I believe that much of the debate around this stems from our core beliefs about why students fail.   If you believe that students fail because they are lazy and don't try, and should be punished,   then it makes sense that we would just give them the fail and move on.   But if we believe that all people learn differently and some more quickly or slowly than others,   then this new grading policy makes sense.   

If a student is struggling with algebra (I am tapping into my real life experience here),  then it is entirely possible that they are not even completely able to understand what they do not know yet.  They can take a test and be surprised at how poorly they do.  I have been there (I remember thinking I had studied well for a test and getting the test and thinking I was an idiot).  Should we then just record the failing grade (as punishment that the student didn't learn it), or should we let the student keep trying until they get it?  Which method is more likely to have all of our students reach mastery?

From what I understand,  it will be a choice in Denton ISD.  If a student wants to do better,  they are given the chance to keep working until they achieve their goals.   People against this seem to cite that it is similar to giving students rewards for losing, a trophy for participation.   I don't see this at all (and rewarding without reason is a practice I am very against).   If the student accepts the failing grade, then that is what is recorded,   but they use perseverance and keep plugging away at the skills tested,  then they will receive a grade based on that.    To me,  taking the test over and over again until they master it,  seems to be a far more desirable outcome than a straight up failure.  If they fail a college course, they can pay to retake it right?   I would much rather them do that then just quit.   Otherwise,  we have "punished them" for not getting the information in our time frame,  and while I guess that "teaches them" something... is it what we want to teach?   

Now this is a new philosophy of grading students, and it is entirely possible it will not work out.   But right now,   we are failing a LOT of kids.   Not all of our kids are college bound,  nor should be expect them to be.  Many of them will not go into the professional world.
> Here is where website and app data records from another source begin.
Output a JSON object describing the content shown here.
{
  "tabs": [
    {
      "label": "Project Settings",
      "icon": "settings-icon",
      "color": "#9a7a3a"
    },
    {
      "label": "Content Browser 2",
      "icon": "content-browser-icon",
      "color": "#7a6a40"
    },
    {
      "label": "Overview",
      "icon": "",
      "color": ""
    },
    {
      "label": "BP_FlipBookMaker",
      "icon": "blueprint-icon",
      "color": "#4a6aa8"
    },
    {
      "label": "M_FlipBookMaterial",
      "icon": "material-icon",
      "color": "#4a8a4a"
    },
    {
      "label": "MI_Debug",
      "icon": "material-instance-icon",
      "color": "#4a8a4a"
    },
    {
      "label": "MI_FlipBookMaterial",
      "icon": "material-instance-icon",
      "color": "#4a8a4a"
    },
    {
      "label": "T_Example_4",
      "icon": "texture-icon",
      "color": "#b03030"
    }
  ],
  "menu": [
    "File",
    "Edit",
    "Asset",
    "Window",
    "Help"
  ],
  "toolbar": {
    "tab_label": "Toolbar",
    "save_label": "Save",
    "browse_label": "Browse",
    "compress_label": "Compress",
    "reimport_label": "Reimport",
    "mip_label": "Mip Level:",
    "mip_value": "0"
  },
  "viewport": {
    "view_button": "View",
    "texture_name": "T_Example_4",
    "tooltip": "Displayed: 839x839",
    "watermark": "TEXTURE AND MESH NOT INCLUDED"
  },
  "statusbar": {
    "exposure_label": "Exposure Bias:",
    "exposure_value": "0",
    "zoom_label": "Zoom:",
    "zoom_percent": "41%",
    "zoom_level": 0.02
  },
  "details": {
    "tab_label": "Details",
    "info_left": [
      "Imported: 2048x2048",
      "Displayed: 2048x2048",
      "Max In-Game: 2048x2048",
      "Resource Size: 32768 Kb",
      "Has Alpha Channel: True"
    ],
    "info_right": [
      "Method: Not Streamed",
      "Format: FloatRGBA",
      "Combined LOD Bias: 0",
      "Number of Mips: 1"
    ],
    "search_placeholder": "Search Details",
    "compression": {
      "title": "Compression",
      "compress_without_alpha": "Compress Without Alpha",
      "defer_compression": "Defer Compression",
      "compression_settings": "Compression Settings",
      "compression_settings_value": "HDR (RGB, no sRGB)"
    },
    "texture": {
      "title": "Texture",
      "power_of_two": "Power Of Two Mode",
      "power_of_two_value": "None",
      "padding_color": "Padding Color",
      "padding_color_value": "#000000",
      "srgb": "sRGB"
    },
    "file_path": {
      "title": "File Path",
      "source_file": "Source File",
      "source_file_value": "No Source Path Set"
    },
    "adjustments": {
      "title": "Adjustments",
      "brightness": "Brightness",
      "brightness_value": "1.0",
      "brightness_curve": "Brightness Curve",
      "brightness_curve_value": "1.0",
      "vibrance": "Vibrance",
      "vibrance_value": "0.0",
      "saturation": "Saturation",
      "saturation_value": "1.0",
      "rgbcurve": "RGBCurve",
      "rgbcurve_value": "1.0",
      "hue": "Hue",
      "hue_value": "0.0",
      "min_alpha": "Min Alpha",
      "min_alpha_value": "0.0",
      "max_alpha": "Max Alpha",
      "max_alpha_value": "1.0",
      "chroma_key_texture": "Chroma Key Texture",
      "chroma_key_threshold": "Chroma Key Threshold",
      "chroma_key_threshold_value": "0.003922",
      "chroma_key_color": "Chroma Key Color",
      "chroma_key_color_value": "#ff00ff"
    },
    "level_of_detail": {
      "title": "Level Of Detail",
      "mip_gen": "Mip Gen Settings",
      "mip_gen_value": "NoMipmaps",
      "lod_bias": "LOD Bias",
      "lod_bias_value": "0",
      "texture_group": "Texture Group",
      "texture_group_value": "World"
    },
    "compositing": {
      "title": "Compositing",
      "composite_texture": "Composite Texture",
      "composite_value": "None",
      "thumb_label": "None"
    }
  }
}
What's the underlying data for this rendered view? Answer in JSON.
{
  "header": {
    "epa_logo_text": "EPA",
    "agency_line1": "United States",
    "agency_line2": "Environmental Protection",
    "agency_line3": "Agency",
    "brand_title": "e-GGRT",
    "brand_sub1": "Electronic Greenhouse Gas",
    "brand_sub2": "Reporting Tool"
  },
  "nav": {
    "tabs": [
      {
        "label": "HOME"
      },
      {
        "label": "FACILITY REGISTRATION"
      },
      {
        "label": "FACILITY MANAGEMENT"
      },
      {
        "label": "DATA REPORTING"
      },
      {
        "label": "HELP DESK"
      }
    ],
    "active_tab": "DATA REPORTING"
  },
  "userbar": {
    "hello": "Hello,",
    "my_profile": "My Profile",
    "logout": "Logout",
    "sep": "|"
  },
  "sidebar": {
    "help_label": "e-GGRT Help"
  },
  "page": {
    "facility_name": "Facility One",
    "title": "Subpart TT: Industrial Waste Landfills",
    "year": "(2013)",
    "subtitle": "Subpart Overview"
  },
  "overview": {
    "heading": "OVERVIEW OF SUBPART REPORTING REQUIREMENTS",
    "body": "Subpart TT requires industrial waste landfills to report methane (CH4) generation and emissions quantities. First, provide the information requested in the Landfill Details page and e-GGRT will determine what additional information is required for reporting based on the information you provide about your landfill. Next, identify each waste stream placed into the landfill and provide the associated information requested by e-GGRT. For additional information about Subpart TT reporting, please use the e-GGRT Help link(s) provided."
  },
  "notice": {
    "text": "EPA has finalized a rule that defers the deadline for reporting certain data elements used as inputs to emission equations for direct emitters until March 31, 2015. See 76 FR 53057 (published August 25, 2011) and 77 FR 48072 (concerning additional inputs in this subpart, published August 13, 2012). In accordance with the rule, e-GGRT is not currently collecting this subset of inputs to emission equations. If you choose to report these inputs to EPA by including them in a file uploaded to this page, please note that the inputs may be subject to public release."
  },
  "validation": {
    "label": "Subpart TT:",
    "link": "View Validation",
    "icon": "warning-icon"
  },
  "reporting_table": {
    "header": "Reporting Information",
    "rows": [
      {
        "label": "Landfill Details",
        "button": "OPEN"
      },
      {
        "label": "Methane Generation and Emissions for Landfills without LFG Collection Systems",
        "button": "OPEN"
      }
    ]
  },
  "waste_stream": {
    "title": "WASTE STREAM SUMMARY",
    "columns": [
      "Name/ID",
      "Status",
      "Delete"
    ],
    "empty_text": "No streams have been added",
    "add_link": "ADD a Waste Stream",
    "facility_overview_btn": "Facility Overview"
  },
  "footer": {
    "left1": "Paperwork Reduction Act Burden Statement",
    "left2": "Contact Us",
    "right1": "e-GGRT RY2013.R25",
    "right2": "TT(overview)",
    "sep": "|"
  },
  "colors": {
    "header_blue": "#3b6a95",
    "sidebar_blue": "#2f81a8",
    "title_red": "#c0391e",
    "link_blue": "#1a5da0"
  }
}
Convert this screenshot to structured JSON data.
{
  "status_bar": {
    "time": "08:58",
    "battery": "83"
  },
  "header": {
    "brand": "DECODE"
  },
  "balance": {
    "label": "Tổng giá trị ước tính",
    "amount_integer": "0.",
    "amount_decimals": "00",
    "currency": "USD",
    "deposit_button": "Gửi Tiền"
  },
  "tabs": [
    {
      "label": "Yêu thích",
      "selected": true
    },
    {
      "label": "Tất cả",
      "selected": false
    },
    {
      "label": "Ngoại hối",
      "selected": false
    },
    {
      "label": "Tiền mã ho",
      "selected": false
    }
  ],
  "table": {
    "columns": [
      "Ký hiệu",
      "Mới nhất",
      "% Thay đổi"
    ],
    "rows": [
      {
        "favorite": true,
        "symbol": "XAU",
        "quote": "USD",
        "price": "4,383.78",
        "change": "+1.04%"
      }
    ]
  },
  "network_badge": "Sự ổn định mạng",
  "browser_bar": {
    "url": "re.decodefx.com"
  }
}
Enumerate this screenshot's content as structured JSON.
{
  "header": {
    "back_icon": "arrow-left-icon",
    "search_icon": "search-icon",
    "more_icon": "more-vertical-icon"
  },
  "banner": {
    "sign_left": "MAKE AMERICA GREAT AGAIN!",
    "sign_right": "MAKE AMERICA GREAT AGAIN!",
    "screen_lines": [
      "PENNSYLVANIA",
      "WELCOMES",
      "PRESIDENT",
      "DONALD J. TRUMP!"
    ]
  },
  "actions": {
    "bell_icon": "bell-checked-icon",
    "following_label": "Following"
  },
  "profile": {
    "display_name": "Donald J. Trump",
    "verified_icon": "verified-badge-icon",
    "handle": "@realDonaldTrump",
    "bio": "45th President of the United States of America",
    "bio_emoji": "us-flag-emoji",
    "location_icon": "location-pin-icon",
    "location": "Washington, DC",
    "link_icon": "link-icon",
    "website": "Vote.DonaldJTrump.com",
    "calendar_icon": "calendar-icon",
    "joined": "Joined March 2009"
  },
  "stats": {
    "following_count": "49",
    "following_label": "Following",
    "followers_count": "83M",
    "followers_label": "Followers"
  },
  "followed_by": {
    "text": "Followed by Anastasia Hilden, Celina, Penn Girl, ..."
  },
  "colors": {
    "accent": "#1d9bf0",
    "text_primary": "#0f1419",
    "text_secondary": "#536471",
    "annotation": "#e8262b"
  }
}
Some will choose another path.  In my opinion, that is not a tragedy. We need people who are passionate about in all walks of life.  In the end,  that is not our choice.   But I believe, as educators,  we need to give them every opportunity to be successful,  whatever that looks like.   I applaud this district for shifting paradigms and taking a chance.    I, for one, will be watching and cheering them on!

What do you think???  I think this conversation is important,  please join in!  

Pin It!

No comments:

Post a Comment